Report of the Chief Officer for Children’s Services (CS/19/30), attached.
(Councillor McInnes attended in accordance with Standing Order 25(1) and spoke to this item at the invitation of the Committee)
The Committee received the In-Year Budget Briefing Report of the Chief Officer for Children’s Services (CS/19/30) outlining those areas of specific pressures on budgets and on action being taken to address this. The Report noted that the budget for the Service had been increased year on year, partly in response to the growth in demand/unit costs and partly to enable important developments, although the latter had also been supported through the earmarking of Business Rates Retention reserve monies.
The Report noted that, at the time of writing, the High Needs Block of the Dedicated Schools Grant was projecting a funding gap for the end of the financial year of £18.8 millions. Both the Council and Government recognised the national context of rapidly increasing demand and a legal framework driving demand without the corresponding investment. The Chancellor, in his 2019 one-year spending review, committed an additional allocation of £700 millions into Local Authority for SEND nationally in 2020/21 and the Council’s share of this funding was confirmed at £5.5 millions.
The Report highlighted that the Council had determined to hold the SEND funding gap on the balance sheet rather than showing it as an overspend, which was in line with proposals currently being consulted upon and, subject to the outcome of this consultation, the Department for Education was proposing that from the end of 2019/20 local authorities must carry forward the whole overspend to the schools budget in future years.
Members noted that Children’s Social Care had seen a sustained increase in the number of children in care, which related more to the rate of children leaving care than to the rate of children entering care. However, adolescent care entry continued to be challenging.
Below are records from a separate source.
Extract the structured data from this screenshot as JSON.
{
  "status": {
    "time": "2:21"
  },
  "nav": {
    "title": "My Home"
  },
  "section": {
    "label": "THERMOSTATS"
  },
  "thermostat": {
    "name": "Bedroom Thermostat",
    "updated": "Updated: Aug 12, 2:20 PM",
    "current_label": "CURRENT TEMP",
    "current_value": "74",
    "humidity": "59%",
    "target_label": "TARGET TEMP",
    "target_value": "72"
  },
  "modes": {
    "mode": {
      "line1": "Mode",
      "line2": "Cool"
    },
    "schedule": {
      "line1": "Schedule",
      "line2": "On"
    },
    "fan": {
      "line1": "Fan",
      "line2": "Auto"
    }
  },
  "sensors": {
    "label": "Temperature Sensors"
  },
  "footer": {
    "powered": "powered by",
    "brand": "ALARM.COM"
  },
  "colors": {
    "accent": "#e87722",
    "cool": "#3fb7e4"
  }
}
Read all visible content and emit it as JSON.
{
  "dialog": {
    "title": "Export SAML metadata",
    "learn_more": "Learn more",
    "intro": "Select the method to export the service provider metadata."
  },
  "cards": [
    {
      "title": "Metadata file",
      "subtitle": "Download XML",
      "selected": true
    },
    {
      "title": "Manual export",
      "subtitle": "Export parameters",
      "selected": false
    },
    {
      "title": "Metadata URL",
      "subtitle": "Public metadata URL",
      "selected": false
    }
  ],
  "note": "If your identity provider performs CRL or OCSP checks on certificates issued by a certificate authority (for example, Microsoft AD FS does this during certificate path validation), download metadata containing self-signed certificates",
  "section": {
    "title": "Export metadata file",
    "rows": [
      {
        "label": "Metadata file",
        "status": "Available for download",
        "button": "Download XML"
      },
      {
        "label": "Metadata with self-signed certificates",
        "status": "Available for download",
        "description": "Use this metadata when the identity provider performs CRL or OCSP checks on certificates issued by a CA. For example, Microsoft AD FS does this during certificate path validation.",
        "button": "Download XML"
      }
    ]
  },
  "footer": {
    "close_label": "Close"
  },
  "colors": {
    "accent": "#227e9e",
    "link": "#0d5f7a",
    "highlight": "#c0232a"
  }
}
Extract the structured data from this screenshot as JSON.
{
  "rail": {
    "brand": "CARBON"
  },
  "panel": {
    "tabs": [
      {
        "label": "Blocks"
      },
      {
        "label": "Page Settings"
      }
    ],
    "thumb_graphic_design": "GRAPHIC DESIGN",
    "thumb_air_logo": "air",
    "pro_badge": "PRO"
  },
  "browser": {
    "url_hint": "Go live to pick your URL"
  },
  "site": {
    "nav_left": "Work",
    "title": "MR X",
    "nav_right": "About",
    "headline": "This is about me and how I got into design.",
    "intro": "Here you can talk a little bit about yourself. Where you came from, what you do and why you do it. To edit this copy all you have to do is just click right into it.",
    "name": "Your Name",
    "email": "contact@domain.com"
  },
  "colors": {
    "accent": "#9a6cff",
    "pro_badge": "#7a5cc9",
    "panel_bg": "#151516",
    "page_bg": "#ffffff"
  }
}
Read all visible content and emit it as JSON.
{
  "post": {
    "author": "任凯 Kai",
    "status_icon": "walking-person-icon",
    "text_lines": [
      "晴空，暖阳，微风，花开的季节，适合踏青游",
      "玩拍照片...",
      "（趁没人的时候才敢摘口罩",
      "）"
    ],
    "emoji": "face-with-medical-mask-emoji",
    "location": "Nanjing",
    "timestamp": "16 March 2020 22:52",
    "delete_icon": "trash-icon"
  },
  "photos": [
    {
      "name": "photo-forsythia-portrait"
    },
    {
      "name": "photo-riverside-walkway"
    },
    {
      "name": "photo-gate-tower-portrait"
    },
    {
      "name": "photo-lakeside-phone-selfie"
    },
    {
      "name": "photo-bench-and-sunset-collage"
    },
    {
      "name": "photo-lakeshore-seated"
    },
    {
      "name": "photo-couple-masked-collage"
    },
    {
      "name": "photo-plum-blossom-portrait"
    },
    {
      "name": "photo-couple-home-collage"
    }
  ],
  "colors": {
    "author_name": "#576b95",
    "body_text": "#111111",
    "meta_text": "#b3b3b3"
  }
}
Also, School transport and legal disbursements were areas of significant pressure.
The Report highlighted that the Public Health Nursing Service was in-sourced in 2019 and the end of year forecast position for 2019/20 was satisfactory, but costs in future years exceeded the allocated budget, which was fully funded by the Public Health Grant. Work was underway with Public Health and Corporate Services to explore how costs could be brought within budget without staffing reductions.
Members’ discussion points with Officers included:
- that adolescent care entry was higher in Devon compared to other local authorities;
- challenges in the sufficiency of placements and alternative placements; getting the right service at the right time; and the development of an ‘edge of care’ service which was hoped would impact next year;
- the staffing of Public Health Nursing; and
- that assessment of EHCPs were independently reviewed and being confident that threshold was correct.
In response to questions, the Head of Commissioning for Children’s Services advised the Committee that the contract with Young Devon to deliver Early Help for mental health services was a three-year contract which had had two one-year extensions. Being now in the final year of the contract, commissioners were considering future funding arrangements for these services. If future commissioning was taken forward in this area, normal process would be on at least a three-year funding arrangement.
It was MOVED by Councillor Hannaford, SECONDED by Councillor Sellis and
RESOLVED that the Committee welcomed the approach of commissioners to provide longer term funding arrangements for children’s mental health services through future commissioning arrangements.